◆ What to do
Search the records for "JSON". Copy every line where it appears.

Web page and app entries
☆ ☆ ☆
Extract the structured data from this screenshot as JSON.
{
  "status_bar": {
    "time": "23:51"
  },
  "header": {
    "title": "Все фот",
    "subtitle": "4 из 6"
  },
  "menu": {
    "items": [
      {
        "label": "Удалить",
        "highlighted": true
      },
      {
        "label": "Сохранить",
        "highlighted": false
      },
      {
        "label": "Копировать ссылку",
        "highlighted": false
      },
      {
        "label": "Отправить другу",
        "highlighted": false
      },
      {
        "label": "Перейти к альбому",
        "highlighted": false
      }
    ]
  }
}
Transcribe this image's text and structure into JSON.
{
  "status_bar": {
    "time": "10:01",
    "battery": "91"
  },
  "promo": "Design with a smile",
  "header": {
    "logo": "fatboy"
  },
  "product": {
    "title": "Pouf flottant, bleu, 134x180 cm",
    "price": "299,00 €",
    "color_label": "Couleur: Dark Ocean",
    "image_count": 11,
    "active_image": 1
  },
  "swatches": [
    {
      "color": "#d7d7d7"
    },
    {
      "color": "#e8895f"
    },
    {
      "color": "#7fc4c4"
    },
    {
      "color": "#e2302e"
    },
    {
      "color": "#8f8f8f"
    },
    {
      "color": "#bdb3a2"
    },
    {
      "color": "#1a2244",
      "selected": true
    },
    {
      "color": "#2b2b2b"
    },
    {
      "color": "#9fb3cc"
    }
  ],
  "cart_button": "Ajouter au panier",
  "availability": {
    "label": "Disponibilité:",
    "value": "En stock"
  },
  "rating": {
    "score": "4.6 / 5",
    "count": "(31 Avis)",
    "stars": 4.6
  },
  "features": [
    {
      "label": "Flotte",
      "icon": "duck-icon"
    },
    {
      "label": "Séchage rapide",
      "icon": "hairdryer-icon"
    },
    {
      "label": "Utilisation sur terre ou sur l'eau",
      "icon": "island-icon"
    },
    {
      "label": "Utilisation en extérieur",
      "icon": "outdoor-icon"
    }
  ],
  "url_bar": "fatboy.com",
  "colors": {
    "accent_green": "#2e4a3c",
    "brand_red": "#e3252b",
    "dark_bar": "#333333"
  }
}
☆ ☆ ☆
◆ Result for this exercise
Extract the structured data from this screenshot as JSON.
Transcribe this image's text and structure into JSON.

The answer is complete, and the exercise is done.